- Martino, J. V., Van Limbergen, J. & Cahill, L. E. The Role of Carrageenan and Carboxymethylcellulose in the Development of Intestinal Inflammation. Front Pediatr 5, 96 (2017).
- Liew, W.-P.-P. & Mohd-Redzwan, S. Mycotoxin: Its Impact on Gut Health and Microbiota. Front. Cell. Infect. Microbiol. 8, 60 (2018).
- Potts, R. A. et al. Mast cells and histamine alter intestinal permeability during malaria parasite infection. Immunobiology 221, 468–474 (2016).
- Forbes, E. E. et al. IL-9- and mast cell-mediated intestinal permeability predisposes to oral antigen hypersensitivity. J. Exp. Med. 205, 897–913 (2008).

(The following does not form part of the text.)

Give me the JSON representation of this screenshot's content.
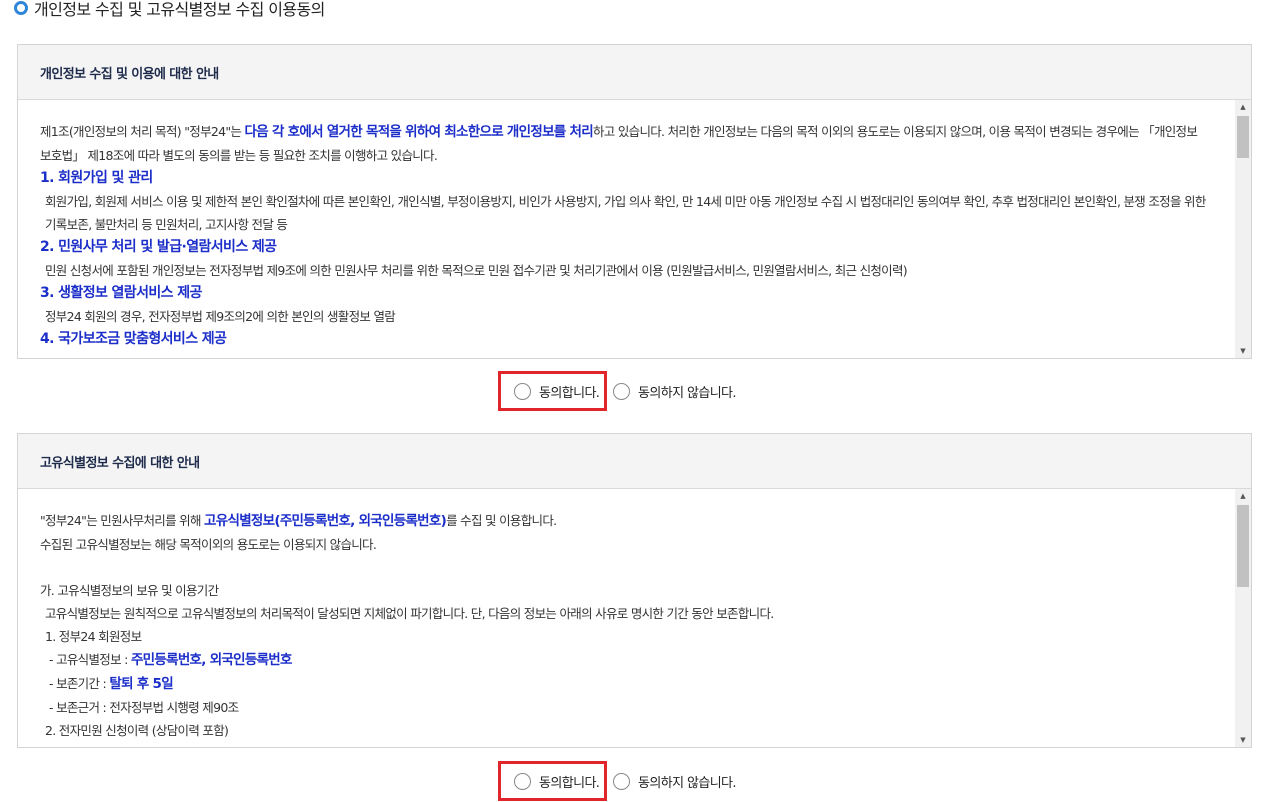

- Bansal, V. et al. Traumatic brain injury and intestinal dysfunction: uncovering the neuro-enteric axis. J. Neurotrauma 26, 1353–1359 (2009).
- Faries, P. L., Simon, R. J., Martella, A. T., Lee, M. J. & Machiedo, G. W. Intestinal permeability correlates with severity of injury in trauma patients. J. Trauma 44, 1031–5; discussion 1035–6 (1998).
- A punch to the gut: How poor sleep impacts our intestinal health. https://voices.uchicago.edu/dfiwellnews/2017/12/20/a-punch-to-the-gut-how-poor-sleep-impacts-our-intestinal-health/ (2017).
- Bishehsari, F. et al. Alcohol and Gut-Derived Inflammation. Alcohol Res. 38, 163–171 (2017).